"Serapis has made incredible improvements in his participation with the group. He seems to have mastered some obstacles as far as feeling comfortable enough to allow himself to "let go ". He is still the star of the class in cleaning up at the end of class. He is now working with the idea that others can help him,. He loves to read books or have thern read to him. He enjoys stacking blocks. He can stack as many as ten. His attentio!,,- span is excellent. He does not like gymnastics, but will always help to lift the heaviest objects at clean-up time. Serapis seems to build a complete mental picture of everything before he attempts to do it physically. He is easily intimidated by strangers. "


Clarification of Values

Another aspect of assessing student growth is through a clarification of values which affect the student's quality of life. Important data concerning the student's basic values can be gained through a unit of study which involves inquiry, exchange of ideas, sharing, and meaningful dialogue. The following list of questions, activities, and topics can be explored in this unit:

• A leader is:___________________________________________________

• Make a list of important leaders. Select at least three leaders.

• List the basic qualities of great leaders. Make a comparison of the leaders of varying cultures.

• Each student lists, according to priority, five top values basic to their life. Discuss the possible impact these values have on individual and group life experiences. Keep a diary for one week.

• Discussion of the term alignment as to meaning and use of this technique in individual relationships and experiences. Each student makes a chart depicting how he or she exemplifies top values in daily life.

• Questions —What keeps me from acting in alignment most of the time? List the fears that affect keeping alignment with higher values. What is your internal state when acting out of alignment with your values? .

• When acting in alignment I feel:_________________________________________________________

• When acting out of alignment I feel:_________________________________________________________

• Make a composite chart of group values. Compare the group values to society's values. Discuss how higher group values can bring about change.

At the elementary level progress records are used to plot students' growth patterns.

• Capabilities:








• Qualities

• Attitudes

• Academic growth

The measurement of students' academic progress has long been a question in the minds of parents and teachers. It is time to take a broader view of this educational process. There are as many ways of assessing student growth and development as there are students. Each human being is unique in his or her own way. The task before educators is to address this uniqueness and yet attain a unity of purpose within the diversity of educational opportunities offered to the youth of today.

Testing, per se, is a natural process of life. As individuals and as groups, we are tested daily in relationships, resourcefulness, attentiveness, faith, and so on. Students have a need and purpose for assessing academic progress. Assessment of academic achievement however, should go beyond the test as the only method of meeting evaluative needs. A standardized test is most restrictive in that it does not accurately reflect student ability since these tests involve both knowledge and the ability to take a test. Therefore, unless these two conditions exist, the test cannot reflect the student's true perlormance.
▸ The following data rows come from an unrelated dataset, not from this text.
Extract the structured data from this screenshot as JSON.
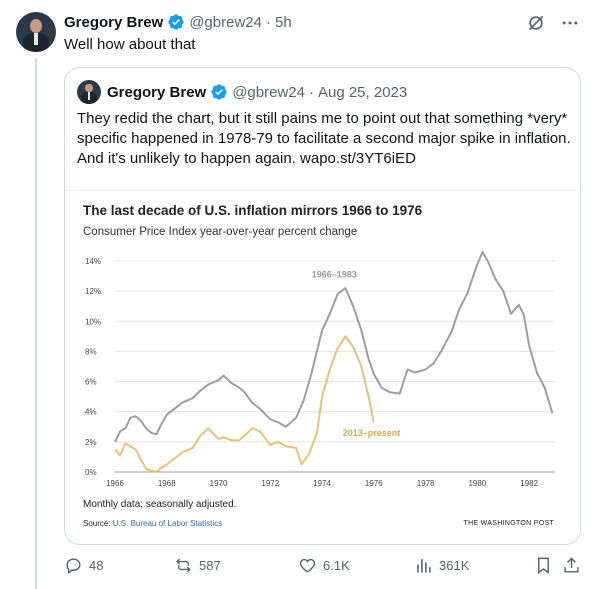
{
  "tweet": {
    "author_name": "Gregory Brew",
    "author_handle": "@gbrew24",
    "time": "5h",
    "text": "Well how about that",
    "dot": "·"
  },
  "quoted": {
    "author_name": "Gregory Brew",
    "author_handle": "@gbrew24",
    "date": "Aug 25, 2023",
    "text": "They redid the chart, but it still pains me to point out that something *very* specific happened in 1978-79 to facilitate a second major spike in inflation. And it's unlikely to happen again. wapo.st/3YT6iED"
  },
  "chart_data": {
    "type": "line",
    "title": "The last decade of U.S. inflation mirrors 1966 to 1976",
    "subtitle": "Consumer Price Index year-over-year percent change",
    "ylabel": "",
    "xlabel": "",
    "ylim": [
      0,
      14
    ],
    "xlim": [
      1966,
      1983
    ],
    "y_ticks": [
      "14%",
      "12%",
      "10%",
      "8%",
      "6%",
      "4%",
      "2%",
      "0%"
    ],
    "x_ticks": [
      "1966",
      "1968",
      "1970",
      "1972",
      "1974",
      "1976",
      "1978",
      "1980",
      "1982"
    ],
    "grid": true,
    "series": [
      {
        "name": "1966–1983",
        "color": "#9e9e9e",
        "x": [
          1966.0,
          1966.2,
          1966.4,
          1966.6,
          1966.8,
          1967.0,
          1967.2,
          1967.4,
          1967.6,
          1967.8,
          1968.0,
          1968.3,
          1968.6,
          1969.0,
          1969.3,
          1969.6,
          1970.0,
          1970.2,
          1970.5,
          1970.8,
          1971.0,
          1971.3,
          1971.6,
          1972.0,
          1972.3,
          1972.6,
          1973.0,
          1973.3,
          1973.6,
          1974.0,
          1974.3,
          1974.6,
          1974.9,
          1975.2,
          1975.5,
          1975.8,
          1976.0,
          1976.3,
          1976.6,
          1977.0,
          1977.3,
          1977.6,
          1978.0,
          1978.3,
          1978.6,
          1979.0,
          1979.3,
          1979.6,
          1980.0,
          1980.2,
          1980.4,
          1980.7,
          1981.0,
          1981.3,
          1981.6,
          1981.8,
          1982.0,
          1982.3,
          1982.6,
          1982.9
        ],
        "values": [
          2.0,
          2.7,
          2.9,
          3.6,
          3.7,
          3.4,
          2.9,
          2.6,
          2.5,
          3.2,
          3.8,
          4.2,
          4.6,
          4.9,
          5.4,
          5.8,
          6.1,
          6.4,
          5.9,
          5.6,
          5.3,
          4.6,
          4.2,
          3.5,
          3.3,
          3.0,
          3.6,
          4.8,
          6.6,
          9.4,
          10.5,
          11.8,
          12.2,
          11.0,
          9.5,
          7.5,
          6.5,
          5.6,
          5.3,
          5.2,
          6.8,
          6.6,
          6.8,
          7.2,
          8.0,
          9.3,
          10.8,
          11.8,
          13.8,
          14.6,
          14.0,
          12.8,
          12.0,
          10.5,
          11.1,
          10.4,
          8.4,
          6.6,
          5.6,
          3.9
        ]
      },
      {
        "name": "2013–present",
        "color": "#e8c27a",
        "x": [
          1966.0,
          1966.2,
          1966.4,
          1966.6,
          1966.8,
          1967.0,
          1967.2,
          1967.4,
          1967.6,
          1967.8,
          1968.0,
          1968.3,
          1968.6,
          1969.0,
          1969.3,
          1969.6,
          1970.0,
          1970.2,
          1970.5,
          1970.8,
          1971.0,
          1971.3,
          1971.6,
          1972.0,
          1972.3,
          1972.6,
          1973.0,
          1973.2,
          1973.5,
          1973.8,
          1974.0,
          1974.3,
          1974.6,
          1974.9,
          1975.2,
          1975.5,
          1975.8,
          1976.0
        ],
        "values": [
          1.5,
          1.1,
          1.9,
          1.7,
          1.5,
          0.8,
          0.2,
          0.1,
          0.0,
          0.3,
          0.5,
          0.9,
          1.3,
          1.6,
          2.4,
          2.9,
          2.2,
          2.3,
          2.1,
          2.1,
          2.4,
          2.9,
          2.7,
          1.8,
          2.0,
          1.7,
          1.6,
          0.5,
          1.2,
          2.6,
          5.0,
          6.8,
          8.2,
          9.0,
          8.3,
          7.1,
          5.0,
          3.3
        ]
      }
    ]
  },
  "chart_text": {
    "note": "Monthly data; seasonally adjusted.",
    "source_prefix": "Source: ",
    "source_link": "U.S. Bureau of Labor Statistics",
    "brand": "THE WASHINGTON POST"
  },
  "actions": {
    "replies": "48",
    "retweets": "587",
    "likes": "6.1K",
    "views": "361K"
  }
}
To be valid, a standardized test would have to be given to all students under the same conditions.

Assessment, as a process of evaluating student achievement, should incOIporate not only knowledge but also the creative, psychological, and social skills which have value in the student's life. It should address students' abilities to create, to perlorm, to prod:uce (not reproduce) knowledge, and the ability to function from their higher capabilities.

When testing or assessment can be viewed as a natural part of daily life then authentic methods of assessing student growth and achievement will become an effective means of guiding youth through their formative periods of life. Students can then accept challenges as points of progress or milestones in the varying states and stages of the life process.